Activity:
Extract all lines from the data beneath that include the word "偶尔也会有个爆款".

*** Data for this task ***

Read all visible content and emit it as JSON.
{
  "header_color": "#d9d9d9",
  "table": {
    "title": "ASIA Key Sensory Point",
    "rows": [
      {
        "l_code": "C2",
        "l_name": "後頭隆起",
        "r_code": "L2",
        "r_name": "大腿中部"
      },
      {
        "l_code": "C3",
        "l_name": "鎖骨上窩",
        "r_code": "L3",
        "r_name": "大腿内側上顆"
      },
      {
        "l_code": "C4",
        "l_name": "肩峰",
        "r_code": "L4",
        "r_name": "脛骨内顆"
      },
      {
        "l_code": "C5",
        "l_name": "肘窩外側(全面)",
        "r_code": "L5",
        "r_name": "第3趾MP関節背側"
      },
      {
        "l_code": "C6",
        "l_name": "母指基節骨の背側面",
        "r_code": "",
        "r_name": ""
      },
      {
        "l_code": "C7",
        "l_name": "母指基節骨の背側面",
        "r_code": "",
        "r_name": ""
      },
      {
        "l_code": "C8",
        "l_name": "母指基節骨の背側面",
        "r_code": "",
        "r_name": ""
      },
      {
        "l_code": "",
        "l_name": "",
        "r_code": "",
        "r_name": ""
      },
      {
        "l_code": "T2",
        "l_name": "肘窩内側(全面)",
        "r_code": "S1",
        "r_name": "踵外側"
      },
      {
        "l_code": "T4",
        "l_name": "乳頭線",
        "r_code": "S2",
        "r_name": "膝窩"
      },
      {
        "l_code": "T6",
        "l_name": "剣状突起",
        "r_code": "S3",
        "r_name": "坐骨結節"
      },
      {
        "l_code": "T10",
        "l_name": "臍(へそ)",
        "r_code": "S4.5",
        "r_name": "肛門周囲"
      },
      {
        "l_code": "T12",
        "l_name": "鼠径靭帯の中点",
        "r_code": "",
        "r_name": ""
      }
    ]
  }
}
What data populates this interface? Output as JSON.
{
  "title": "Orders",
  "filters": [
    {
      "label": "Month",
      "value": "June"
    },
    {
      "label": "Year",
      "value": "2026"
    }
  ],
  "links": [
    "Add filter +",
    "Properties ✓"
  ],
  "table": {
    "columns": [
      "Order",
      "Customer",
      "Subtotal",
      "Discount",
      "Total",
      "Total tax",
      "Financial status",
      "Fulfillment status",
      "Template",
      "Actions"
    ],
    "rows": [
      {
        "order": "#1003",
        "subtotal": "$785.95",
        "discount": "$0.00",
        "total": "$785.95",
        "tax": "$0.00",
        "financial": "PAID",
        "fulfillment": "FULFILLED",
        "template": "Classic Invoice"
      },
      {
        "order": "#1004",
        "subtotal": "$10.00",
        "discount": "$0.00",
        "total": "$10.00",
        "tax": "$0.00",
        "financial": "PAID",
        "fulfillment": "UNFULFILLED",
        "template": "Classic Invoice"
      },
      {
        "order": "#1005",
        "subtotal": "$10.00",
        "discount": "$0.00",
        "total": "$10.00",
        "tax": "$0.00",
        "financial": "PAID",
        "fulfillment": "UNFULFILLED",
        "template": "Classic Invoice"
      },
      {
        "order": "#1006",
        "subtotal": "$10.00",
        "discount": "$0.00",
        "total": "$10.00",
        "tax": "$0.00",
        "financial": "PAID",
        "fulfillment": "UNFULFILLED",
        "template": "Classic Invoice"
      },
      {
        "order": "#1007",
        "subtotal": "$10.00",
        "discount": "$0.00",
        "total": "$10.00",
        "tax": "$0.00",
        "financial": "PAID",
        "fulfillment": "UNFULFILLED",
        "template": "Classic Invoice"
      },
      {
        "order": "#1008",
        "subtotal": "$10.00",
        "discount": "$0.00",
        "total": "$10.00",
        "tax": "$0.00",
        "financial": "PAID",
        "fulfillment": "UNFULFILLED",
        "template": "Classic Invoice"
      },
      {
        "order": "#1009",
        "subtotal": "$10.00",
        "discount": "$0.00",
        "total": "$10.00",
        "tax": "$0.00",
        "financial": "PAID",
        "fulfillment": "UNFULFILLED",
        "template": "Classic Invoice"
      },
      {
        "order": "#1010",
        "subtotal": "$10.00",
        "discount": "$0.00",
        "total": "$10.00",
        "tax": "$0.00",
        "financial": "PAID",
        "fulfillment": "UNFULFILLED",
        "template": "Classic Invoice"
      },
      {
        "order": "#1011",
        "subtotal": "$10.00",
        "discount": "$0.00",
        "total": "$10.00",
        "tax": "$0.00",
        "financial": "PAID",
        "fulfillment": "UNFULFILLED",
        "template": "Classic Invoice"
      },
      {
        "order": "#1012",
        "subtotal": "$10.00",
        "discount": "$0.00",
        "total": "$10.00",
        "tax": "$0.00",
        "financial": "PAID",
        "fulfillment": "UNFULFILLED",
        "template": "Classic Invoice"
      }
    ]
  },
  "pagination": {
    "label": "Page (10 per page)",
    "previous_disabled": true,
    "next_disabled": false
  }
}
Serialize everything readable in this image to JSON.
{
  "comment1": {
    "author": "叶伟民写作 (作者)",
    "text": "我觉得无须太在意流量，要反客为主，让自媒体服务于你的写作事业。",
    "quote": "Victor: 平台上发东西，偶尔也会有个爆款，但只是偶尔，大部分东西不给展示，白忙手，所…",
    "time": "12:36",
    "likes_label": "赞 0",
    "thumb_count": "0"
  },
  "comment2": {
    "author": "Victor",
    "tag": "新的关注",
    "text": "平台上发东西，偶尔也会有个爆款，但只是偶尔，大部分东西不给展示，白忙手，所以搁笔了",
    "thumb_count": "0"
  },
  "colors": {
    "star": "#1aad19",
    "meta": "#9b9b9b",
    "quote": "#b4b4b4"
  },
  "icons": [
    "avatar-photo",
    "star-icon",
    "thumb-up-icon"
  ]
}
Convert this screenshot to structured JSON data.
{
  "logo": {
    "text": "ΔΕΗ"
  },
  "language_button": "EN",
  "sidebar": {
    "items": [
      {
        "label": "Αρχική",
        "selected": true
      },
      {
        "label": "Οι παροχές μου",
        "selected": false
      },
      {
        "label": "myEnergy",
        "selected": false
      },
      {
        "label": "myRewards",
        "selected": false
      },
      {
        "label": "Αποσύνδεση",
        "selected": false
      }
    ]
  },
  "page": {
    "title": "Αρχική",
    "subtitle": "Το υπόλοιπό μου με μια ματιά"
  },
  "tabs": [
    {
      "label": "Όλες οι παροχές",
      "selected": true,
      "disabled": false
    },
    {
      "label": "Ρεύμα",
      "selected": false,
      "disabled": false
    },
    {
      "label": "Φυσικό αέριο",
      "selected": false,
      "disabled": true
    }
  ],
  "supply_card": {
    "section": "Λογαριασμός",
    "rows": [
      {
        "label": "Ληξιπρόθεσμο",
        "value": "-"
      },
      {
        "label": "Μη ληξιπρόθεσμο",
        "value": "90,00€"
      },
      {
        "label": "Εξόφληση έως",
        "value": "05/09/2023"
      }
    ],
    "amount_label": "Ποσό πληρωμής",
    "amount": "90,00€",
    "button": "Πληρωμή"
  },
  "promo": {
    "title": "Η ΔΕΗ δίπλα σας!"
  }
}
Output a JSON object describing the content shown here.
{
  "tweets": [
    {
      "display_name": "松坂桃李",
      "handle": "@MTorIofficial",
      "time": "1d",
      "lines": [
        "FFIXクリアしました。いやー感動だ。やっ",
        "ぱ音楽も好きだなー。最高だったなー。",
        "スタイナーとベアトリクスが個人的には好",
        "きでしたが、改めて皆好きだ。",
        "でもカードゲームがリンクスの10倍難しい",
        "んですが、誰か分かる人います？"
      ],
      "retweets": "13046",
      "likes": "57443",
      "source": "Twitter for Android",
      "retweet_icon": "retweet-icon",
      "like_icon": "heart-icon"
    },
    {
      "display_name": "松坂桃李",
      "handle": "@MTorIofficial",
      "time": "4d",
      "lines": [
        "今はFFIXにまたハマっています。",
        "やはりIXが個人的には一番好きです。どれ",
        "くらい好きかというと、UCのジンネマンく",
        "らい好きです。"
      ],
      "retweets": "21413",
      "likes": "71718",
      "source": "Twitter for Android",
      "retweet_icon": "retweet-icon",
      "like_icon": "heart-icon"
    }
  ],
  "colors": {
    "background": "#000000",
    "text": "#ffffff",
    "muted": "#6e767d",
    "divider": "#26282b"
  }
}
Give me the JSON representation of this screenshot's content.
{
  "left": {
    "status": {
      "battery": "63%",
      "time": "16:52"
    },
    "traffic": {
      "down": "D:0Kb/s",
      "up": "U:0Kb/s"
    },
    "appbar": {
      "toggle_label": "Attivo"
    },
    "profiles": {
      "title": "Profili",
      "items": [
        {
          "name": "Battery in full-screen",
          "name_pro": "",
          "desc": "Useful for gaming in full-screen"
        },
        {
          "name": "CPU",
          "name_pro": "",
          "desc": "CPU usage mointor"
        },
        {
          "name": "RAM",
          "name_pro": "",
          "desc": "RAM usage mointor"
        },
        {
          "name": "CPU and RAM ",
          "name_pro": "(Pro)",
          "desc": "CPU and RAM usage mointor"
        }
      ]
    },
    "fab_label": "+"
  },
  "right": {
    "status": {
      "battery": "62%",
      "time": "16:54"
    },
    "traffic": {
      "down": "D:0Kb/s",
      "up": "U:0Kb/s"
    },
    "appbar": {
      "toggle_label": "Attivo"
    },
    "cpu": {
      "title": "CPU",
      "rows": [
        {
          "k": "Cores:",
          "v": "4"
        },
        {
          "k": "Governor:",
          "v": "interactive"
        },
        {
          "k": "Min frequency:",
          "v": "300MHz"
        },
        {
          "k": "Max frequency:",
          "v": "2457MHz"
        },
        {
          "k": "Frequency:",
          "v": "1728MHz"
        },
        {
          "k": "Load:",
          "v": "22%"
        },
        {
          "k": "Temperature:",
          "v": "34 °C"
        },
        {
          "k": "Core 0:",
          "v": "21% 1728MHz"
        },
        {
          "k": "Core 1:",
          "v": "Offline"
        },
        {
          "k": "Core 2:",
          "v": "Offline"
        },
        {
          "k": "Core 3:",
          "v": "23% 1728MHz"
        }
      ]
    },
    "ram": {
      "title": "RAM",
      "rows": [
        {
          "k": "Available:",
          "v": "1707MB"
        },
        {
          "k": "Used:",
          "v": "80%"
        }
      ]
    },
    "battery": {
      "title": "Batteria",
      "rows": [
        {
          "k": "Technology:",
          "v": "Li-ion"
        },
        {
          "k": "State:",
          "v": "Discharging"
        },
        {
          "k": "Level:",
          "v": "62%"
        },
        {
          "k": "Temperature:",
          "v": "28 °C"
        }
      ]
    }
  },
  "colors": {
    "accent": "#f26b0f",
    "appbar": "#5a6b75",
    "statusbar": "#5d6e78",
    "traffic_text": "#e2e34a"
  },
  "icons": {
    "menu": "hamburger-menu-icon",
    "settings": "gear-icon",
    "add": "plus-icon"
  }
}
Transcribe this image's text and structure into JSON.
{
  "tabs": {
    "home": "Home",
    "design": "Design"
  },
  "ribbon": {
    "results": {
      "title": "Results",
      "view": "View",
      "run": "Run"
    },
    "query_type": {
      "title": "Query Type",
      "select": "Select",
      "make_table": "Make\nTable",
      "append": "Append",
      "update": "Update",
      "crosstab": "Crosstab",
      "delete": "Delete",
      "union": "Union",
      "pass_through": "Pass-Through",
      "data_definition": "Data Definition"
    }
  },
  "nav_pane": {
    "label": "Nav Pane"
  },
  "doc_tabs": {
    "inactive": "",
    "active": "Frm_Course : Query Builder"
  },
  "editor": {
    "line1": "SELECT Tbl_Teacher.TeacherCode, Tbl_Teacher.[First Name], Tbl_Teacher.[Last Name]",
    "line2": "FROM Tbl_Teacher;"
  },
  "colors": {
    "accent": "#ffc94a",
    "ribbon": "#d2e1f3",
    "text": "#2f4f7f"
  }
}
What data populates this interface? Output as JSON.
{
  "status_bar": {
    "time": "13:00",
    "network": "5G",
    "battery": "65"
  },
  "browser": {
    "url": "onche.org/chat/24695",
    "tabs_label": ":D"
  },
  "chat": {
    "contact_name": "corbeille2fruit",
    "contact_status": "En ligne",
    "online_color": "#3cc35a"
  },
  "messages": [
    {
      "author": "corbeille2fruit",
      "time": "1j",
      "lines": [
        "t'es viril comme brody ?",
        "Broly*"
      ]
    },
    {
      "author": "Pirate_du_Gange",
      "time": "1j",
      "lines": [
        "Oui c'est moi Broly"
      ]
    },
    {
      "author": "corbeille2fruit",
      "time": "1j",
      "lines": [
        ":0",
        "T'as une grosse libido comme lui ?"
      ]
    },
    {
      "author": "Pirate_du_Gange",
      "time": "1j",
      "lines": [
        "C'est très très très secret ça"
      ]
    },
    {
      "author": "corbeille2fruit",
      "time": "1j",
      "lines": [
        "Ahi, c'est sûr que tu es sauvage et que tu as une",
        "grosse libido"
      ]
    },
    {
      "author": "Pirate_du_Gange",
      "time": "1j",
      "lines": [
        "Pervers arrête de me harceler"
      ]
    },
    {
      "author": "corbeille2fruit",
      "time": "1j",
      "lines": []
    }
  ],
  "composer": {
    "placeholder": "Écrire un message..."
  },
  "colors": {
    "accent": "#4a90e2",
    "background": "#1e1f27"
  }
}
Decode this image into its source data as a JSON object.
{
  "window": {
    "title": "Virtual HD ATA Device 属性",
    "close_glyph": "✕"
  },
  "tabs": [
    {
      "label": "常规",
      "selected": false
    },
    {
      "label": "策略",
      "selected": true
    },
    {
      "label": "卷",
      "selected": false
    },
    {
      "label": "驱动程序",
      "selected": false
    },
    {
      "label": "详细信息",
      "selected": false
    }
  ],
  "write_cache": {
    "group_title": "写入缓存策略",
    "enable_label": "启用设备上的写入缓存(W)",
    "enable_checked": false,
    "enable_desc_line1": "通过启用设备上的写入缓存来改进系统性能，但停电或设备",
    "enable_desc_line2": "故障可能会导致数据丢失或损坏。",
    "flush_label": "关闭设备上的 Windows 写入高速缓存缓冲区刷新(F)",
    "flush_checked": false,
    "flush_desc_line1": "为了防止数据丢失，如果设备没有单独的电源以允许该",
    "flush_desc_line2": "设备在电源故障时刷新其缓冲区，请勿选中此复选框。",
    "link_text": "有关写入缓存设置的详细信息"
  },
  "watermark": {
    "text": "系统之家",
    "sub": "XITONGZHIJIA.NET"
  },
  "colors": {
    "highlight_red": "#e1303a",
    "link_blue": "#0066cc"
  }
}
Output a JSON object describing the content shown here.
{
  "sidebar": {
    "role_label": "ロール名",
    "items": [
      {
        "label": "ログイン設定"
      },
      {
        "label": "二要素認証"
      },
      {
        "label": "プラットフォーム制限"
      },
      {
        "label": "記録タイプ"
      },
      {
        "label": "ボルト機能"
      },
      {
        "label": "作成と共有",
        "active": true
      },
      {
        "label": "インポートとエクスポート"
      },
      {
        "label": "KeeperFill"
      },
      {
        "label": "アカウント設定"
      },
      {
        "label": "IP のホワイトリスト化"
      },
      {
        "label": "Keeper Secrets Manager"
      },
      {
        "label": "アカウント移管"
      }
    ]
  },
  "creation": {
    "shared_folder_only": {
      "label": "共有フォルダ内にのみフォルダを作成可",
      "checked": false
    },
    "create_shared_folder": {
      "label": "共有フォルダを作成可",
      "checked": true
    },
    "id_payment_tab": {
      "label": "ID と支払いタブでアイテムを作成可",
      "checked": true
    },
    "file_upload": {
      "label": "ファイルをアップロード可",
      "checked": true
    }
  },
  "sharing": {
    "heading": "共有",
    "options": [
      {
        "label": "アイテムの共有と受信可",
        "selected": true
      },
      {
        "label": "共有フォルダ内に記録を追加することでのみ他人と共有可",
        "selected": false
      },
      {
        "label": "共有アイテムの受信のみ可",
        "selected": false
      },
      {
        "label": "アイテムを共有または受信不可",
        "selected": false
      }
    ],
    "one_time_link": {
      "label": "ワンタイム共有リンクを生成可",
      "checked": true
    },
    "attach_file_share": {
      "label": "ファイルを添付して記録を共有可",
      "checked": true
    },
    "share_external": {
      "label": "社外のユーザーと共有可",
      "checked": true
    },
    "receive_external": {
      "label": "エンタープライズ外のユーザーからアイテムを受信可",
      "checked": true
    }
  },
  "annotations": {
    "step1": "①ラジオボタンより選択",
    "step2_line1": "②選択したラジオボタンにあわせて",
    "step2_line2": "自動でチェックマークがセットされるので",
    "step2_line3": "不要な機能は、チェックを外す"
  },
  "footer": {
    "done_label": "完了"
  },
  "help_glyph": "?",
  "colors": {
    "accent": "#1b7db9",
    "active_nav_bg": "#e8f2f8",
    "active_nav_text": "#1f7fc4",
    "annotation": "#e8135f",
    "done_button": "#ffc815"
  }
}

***

Answer box:
    "quote": "Victor: 平台上发东西，偶尔也会有个爆款，但只是偶尔，大部分东西不给展示，白忙手，所…",
    "text": "平台上发东西，偶尔也会有个爆款，但只是偶尔，大部分东西不给展示，白忙手，所以搁笔了",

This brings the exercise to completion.